• [ACTIVITY]: Exclude any images and output the remaining records exactly.

....

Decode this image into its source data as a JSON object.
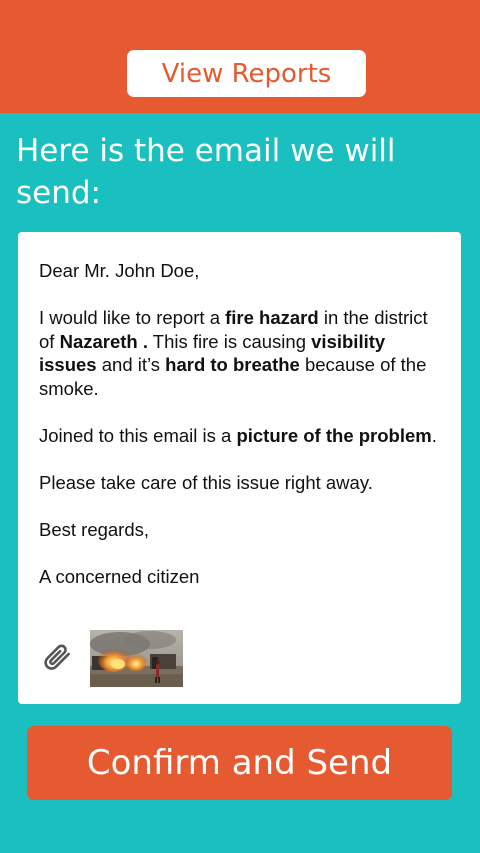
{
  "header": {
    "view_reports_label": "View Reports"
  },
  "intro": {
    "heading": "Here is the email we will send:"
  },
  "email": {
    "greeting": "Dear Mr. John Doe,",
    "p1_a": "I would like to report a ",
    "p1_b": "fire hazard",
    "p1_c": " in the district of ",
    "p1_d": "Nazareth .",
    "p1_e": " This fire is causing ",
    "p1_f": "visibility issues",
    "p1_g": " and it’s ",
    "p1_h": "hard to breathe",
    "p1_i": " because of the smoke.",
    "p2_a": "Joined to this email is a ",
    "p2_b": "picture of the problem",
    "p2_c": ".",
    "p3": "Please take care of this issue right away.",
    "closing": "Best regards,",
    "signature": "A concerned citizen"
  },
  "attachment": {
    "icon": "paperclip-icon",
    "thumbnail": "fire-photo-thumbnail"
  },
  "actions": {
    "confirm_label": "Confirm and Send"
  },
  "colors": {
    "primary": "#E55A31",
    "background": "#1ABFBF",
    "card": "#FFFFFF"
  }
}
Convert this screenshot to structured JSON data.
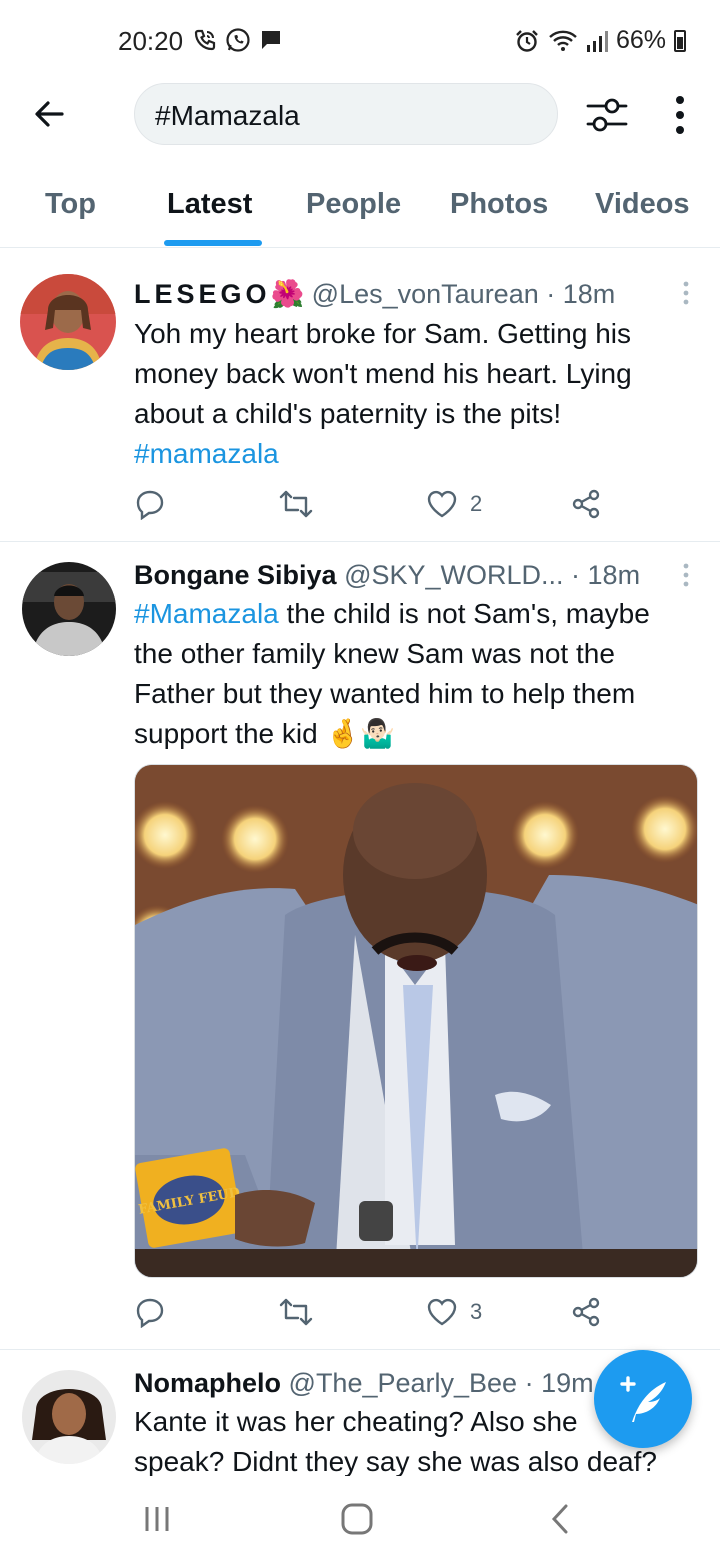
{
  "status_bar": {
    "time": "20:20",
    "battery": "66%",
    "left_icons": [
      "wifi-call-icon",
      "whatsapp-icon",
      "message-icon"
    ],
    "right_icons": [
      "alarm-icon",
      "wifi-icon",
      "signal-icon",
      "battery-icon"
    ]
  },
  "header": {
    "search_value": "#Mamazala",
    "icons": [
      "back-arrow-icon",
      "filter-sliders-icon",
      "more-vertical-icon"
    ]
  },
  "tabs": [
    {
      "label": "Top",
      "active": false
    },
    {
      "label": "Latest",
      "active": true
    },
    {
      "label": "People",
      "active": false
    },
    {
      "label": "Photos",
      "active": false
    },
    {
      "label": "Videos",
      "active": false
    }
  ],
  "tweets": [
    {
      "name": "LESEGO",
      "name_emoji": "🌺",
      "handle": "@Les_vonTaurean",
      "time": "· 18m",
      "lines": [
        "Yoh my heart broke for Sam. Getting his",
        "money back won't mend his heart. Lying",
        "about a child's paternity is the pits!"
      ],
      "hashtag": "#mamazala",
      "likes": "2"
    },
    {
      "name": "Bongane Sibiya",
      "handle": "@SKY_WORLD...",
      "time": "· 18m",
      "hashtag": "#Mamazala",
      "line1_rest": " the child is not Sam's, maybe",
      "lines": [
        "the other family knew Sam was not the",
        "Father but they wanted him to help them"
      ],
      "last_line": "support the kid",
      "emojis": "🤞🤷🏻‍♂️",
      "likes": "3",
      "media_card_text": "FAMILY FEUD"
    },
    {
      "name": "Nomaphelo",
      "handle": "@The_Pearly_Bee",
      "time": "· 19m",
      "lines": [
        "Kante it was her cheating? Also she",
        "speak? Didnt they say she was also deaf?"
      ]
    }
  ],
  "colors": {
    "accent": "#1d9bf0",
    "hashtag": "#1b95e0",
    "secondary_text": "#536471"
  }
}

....

• [SOLUTION TO THIS EXERCISE]:
Decode this image into its source data as a JSON object.
{
  "header": {
    "view_reports_label": "View Reports"
  },
  "intro": {
    "heading": "Here is the email we will send:"
  },
  "email": {
    "greeting": "Dear Mr. John Doe,",
    "p1_a": "I would like to report a ",
    "p1_b": "fire hazard",
    "p1_c": " in the district of ",
    "p1_d": "Nazareth .",
    "p1_e": " This fire is causing ",
    "p1_f": "visibility issues",
    "p1_g": " and it’s ",
    "p1_h": "hard to breathe",
    "p1_i": " because of the smoke.",
    "p2_a": "Joined to this email is a ",
    "p2_b": "picture of the problem",
    "p2_c": ".",
    "p3": "Please take care of this issue right away.",
    "closing": "Best regards,",
    "signature": "A concerned citizen"
  },
  "attachment": {
    "icon": "paperclip-icon",
    "thumbnail": "fire-photo-thumbnail"
  },
  "actions": {
    "confirm_label": "Confirm and Send"
  },
  "colors": {
    "primary": "#E55A31",
    "background": "#1ABFBF",
    "card": "#FFFFFF"
  }
}
Convert this screenshot to structured JSON data.
{
  "status_bar": {
    "time": "20:20",
    "battery": "66%",
    "left_icons": [
      "wifi-call-icon",
      "whatsapp-icon",
      "message-icon"
    ],
    "right_icons": [
      "alarm-icon",
      "wifi-icon",
      "signal-icon",
      "battery-icon"
    ]
  },
  "header": {
    "search_value": "#Mamazala",
    "icons": [
      "back-arrow-icon",
      "filter-sliders-icon",
      "more-vertical-icon"
    ]
  },
  "tabs": [
    {
      "label": "Top",
      "active": false
    },
    {
      "label": "Latest",
      "active": true
    },
    {
      "label": "People",
      "active": false
    },
    {
      "label": "Photos",
      "active": false
    },
    {
      "label": "Videos",
      "active": false
    }
  ],
  "tweets": [
    {
      "name": "LESEGO",
      "name_emoji": "🌺",
      "handle": "@Les_vonTaurean",
      "time": "· 18m",
      "lines": [
        "Yoh my heart broke for Sam. Getting his",
        "money back won't mend his heart. Lying",
        "about a child's paternity is the pits!"
      ],
      "hashtag": "#mamazala",
      "likes": "2"
    },
    {
      "name": "Bongane Sibiya",
      "handle": "@SKY_WORLD...",
      "time": "· 18m",
      "hashtag": "#Mamazala",
      "line1_rest": " the child is not Sam's, maybe",
      "lines": [
        "the other family knew Sam was not the",
        "Father but they wanted him to help them"
      ],
      "last_line": "support the kid",
      "emojis": "🤞🤷🏻‍♂️",
      "likes": "3",
      "media_card_text": "FAMILY FEUD"
    },
    {
      "name": "Nomaphelo",
      "handle": "@The_Pearly_Bee",
      "time": "· 19m",
      "lines": [
        "Kante it was her cheating? Also she",
        "speak? Didnt they say she was also deaf?"
      ]
    }
  ],
  "colors": {
    "accent": "#1d9bf0",
    "hashtag": "#1b95e0",
    "secondary_text": "#536471"
  }
}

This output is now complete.